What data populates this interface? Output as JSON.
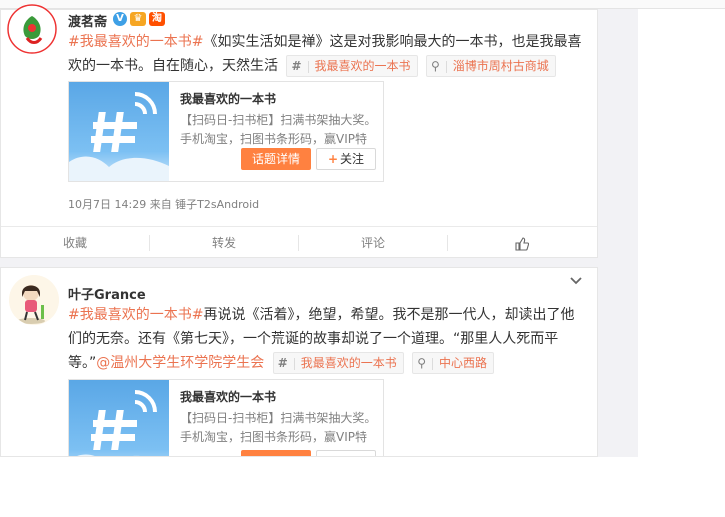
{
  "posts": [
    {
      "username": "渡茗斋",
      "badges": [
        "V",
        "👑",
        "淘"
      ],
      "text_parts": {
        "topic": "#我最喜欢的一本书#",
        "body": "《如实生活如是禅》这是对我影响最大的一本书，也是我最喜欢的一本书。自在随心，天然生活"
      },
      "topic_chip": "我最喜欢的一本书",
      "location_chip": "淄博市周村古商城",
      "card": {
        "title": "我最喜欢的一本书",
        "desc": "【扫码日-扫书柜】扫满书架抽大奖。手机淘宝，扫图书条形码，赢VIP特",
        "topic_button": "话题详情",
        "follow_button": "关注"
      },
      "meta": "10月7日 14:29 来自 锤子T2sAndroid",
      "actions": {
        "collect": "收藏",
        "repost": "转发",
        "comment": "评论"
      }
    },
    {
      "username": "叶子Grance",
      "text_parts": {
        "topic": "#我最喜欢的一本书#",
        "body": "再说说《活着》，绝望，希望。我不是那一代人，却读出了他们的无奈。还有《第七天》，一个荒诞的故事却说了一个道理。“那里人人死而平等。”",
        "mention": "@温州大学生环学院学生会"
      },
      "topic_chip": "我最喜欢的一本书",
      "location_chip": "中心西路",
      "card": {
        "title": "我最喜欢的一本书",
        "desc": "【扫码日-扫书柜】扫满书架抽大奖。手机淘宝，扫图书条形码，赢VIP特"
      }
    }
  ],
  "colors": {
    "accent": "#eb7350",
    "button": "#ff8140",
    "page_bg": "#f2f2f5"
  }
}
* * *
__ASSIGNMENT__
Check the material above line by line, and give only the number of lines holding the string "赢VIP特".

__ANSWER BELOW__
2